* **Exercise**
Find the lines of the records in which the word "JSON" appears and report how many there are, as a number alone.

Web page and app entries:
########

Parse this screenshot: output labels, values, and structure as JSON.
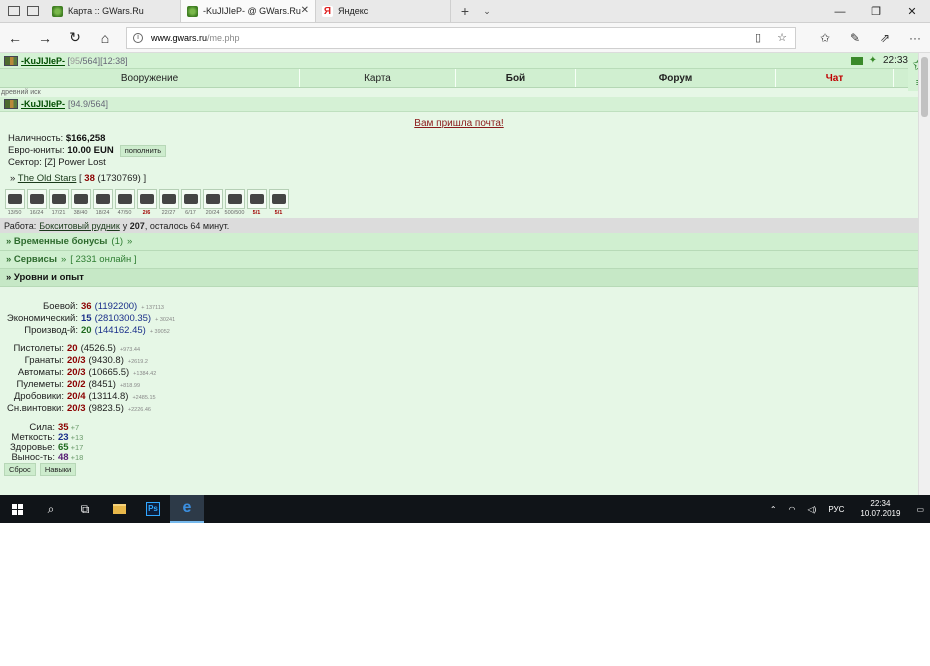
{
  "tabs": [
    {
      "title": "Карта :: GWars.Ru",
      "favicon": "gwars-leaf-icon"
    },
    {
      "title": "-KuJIJIeP- @ GWars.Ru",
      "favicon": "gwars-leaf-icon"
    },
    {
      "title": "Яндекс",
      "favicon": "yandex-icon"
    }
  ],
  "address": {
    "host": "www.gwars.ru",
    "path": "/me.php"
  },
  "top": {
    "nick": "-KuJIJIeP-",
    "hp_cur": "95",
    "hp_rest": "/564][12:38]",
    "time": "22:33"
  },
  "menu": [
    "Вооружение",
    "Карта",
    "Бой",
    "Форум",
    "Чат"
  ],
  "hint": "древний иск",
  "profile": {
    "nick": "-KuJIJIeP-",
    "hp": "[94.9/564]"
  },
  "mail": "Вам пришла почта!",
  "money": {
    "cash_label": "Наличность:",
    "cash": "$166,258",
    "eun_label": "Евро-юниты:",
    "eun": "10.00 EUN",
    "refill": "пополнить",
    "sector_label": "Сектор:",
    "sector": "[Z] Power Lost"
  },
  "clan": {
    "prefix": "»",
    "name": "The Old Stars",
    "lb": "[",
    "num": "38",
    "exp": "(1730769)",
    "rb": "]"
  },
  "items": [
    {
      "icon": "rifle-icon",
      "dur": "13/50"
    },
    {
      "icon": "scope-icon",
      "dur": "16/24"
    },
    {
      "icon": "helmet-icon",
      "dur": "17/21"
    },
    {
      "icon": "armor-vest-icon",
      "dur": "38/40"
    },
    {
      "icon": "camo-suit-icon",
      "dur": "18/24"
    },
    {
      "icon": "boots-icon",
      "dur": "47/50"
    },
    {
      "icon": "car-icon",
      "dur": "2/6",
      "red": true
    },
    {
      "icon": "phone-icon",
      "dur": "22/27"
    },
    {
      "icon": "disc-icon",
      "dur": "6/17"
    },
    {
      "icon": "pistol-icon",
      "dur": "20/24"
    },
    {
      "icon": "camo-cloak-icon",
      "dur": "500/500"
    },
    {
      "icon": "grenade-icon",
      "dur": "5/1",
      "red": true
    },
    {
      "icon": "grenade-icon",
      "dur": "5/1",
      "red": true
    }
  ],
  "work": {
    "label": "Работа:",
    "place": "Бокситовый рудник",
    "mid": "у",
    "num": "207",
    "rest": ", осталось 64 минут."
  },
  "sections": {
    "bonus": "» Временные бонусы",
    "bonus_count": "(1)",
    "services": "» Сервисы",
    "online": "[ 2331 онлайн ]",
    "levels": "» Уровни и опыт"
  },
  "levels": [
    {
      "label": "Боевой:",
      "val": "36",
      "sub": "(1192200)",
      "exp": "+ 137113",
      "color": "red"
    },
    {
      "label": "Экономический:",
      "val": "15",
      "sub": "(2810300.35)",
      "exp": "+ 30241",
      "color": "blue"
    },
    {
      "label": "Производ-й:",
      "val": "20",
      "sub": "(144162.45)",
      "exp": "+ 39052",
      "color": "green"
    }
  ],
  "skills": [
    {
      "label": "Пистолеты:",
      "val": "20",
      "sub": "(4526.5)",
      "exp": "+973.44"
    },
    {
      "label": "Гранаты:",
      "val": "20/3",
      "sub": "(9430.8)",
      "exp": "+2619.2"
    },
    {
      "label": "Автоматы:",
      "val": "20/3",
      "sub": "(10665.5)",
      "exp": "+1384.42"
    },
    {
      "label": "Пулеметы:",
      "val": "20/2",
      "sub": "(8451)",
      "exp": "+818.99"
    },
    {
      "label": "Дробовики:",
      "val": "20/4",
      "sub": "(13114.8)",
      "exp": "+2485.15"
    },
    {
      "label": "Сн.винтовки:",
      "val": "20/3",
      "sub": "(9823.5)",
      "exp": "+2226.46"
    }
  ],
  "attrs": [
    {
      "label": "Сила:",
      "val": "35",
      "plus": "+7",
      "color": "red"
    },
    {
      "label": "Меткость:",
      "val": "23",
      "plus": "+13",
      "color": "blue"
    },
    {
      "label": "Здоровье:",
      "val": "65",
      "plus": "+17",
      "color": "green"
    },
    {
      "label": "Вынос-ть:",
      "val": "48",
      "plus": "+18",
      "color": "purple"
    }
  ],
  "buttons": {
    "reset": "Сброс",
    "skills": "Навыки"
  },
  "tray": {
    "lang": "РУС",
    "time": "22:34",
    "date": "10.07.2019"
  }
}
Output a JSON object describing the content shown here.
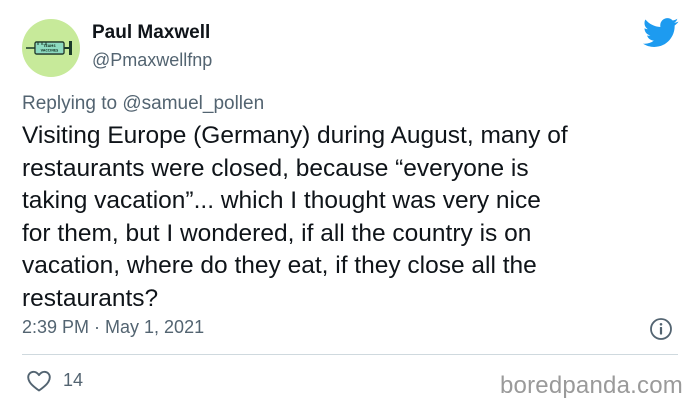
{
  "tweet": {
    "display_name": "Paul Maxwell",
    "handle": "@Pmaxwellfnp",
    "avatar_icon": "syringe-icon",
    "avatar_text": "TEAMS VACCINES",
    "replying_prefix": "Replying to",
    "replying_to": "@samuel_pollen",
    "text": "Visiting Europe (Germany) during August, many of\nrestaurants were closed, because “everyone is\ntaking vacation”... which I thought was very nice\nfor them, but I wondered, if all the country is on\nvacation, where do they eat, if they close all the\nrestaurants?",
    "timestamp": "2:39 PM · May 1, 2021",
    "like_count": "14"
  },
  "watermark": "boredpanda.com",
  "colors": {
    "twitter_blue": "#1d9bf0",
    "secondary_text": "#536471",
    "avatar_bg": "#c7ea9a"
  }
}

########

* **Solution to this problem**
2